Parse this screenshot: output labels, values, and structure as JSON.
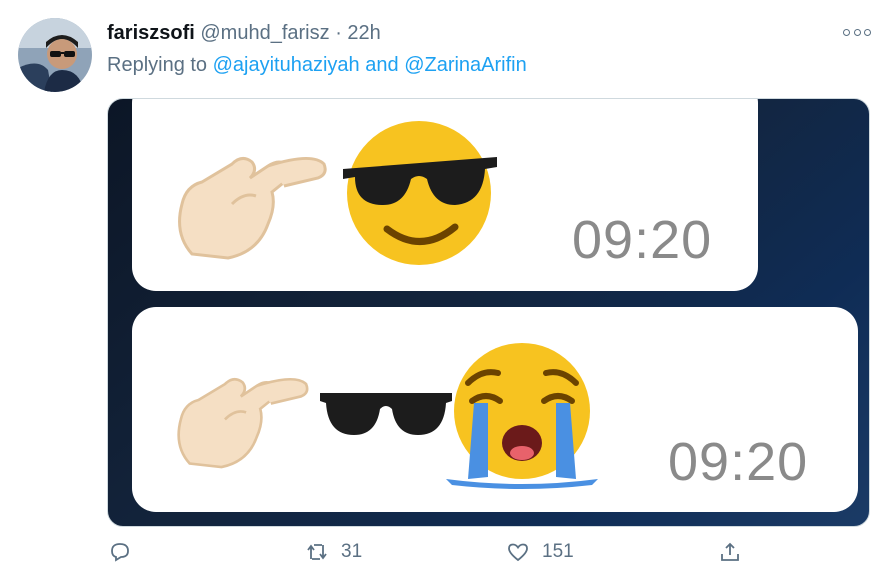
{
  "tweet": {
    "display_name": "fariszsofi",
    "handle": "@muhd_farisz",
    "separator": "·",
    "time": "22h",
    "replying_prefix": "Replying to",
    "mention_1": "@ajayituhaziyah",
    "and_word": "and",
    "mention_2": "@ZarinaArifin",
    "avatar_icon": "profile-photo"
  },
  "media": {
    "message_1_time": "09:20",
    "message_2_time": "09:20",
    "message_1_emojis": [
      "pinching-hand",
      "smiling-face-with-sunglasses"
    ],
    "message_2_emojis": [
      "pinching-hand",
      "sunglasses",
      "loudly-crying-face"
    ]
  },
  "actions": {
    "reply_icon": "reply-icon",
    "retweet_count": "31",
    "like_count": "151",
    "share_icon": "share-icon"
  },
  "colors": {
    "link": "#1da1f2",
    "muted": "#5b7083",
    "emoji_yellow": "#f7c320"
  }
}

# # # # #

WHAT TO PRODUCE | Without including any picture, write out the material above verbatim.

TASK RESULT |
Parse this screenshot: output labels, values, and structure as JSON.
{
  "tweet": {
    "display_name": "fariszsofi",
    "handle": "@muhd_farisz",
    "separator": "·",
    "time": "22h",
    "replying_prefix": "Replying to",
    "mention_1": "@ajayituhaziyah",
    "and_word": "and",
    "mention_2": "@ZarinaArifin",
    "avatar_icon": "profile-photo"
  },
  "media": {
    "message_1_time": "09:20",
    "message_2_time": "09:20",
    "message_1_emojis": [
      "pinching-hand",
      "smiling-face-with-sunglasses"
    ],
    "message_2_emojis": [
      "pinching-hand",
      "sunglasses",
      "loudly-crying-face"
    ]
  },
  "actions": {
    "reply_icon": "reply-icon",
    "retweet_count": "31",
    "like_count": "151",
    "share_icon": "share-icon"
  },
  "colors": {
    "link": "#1da1f2",
    "muted": "#5b7083",
    "emoji_yellow": "#f7c320"
  }
}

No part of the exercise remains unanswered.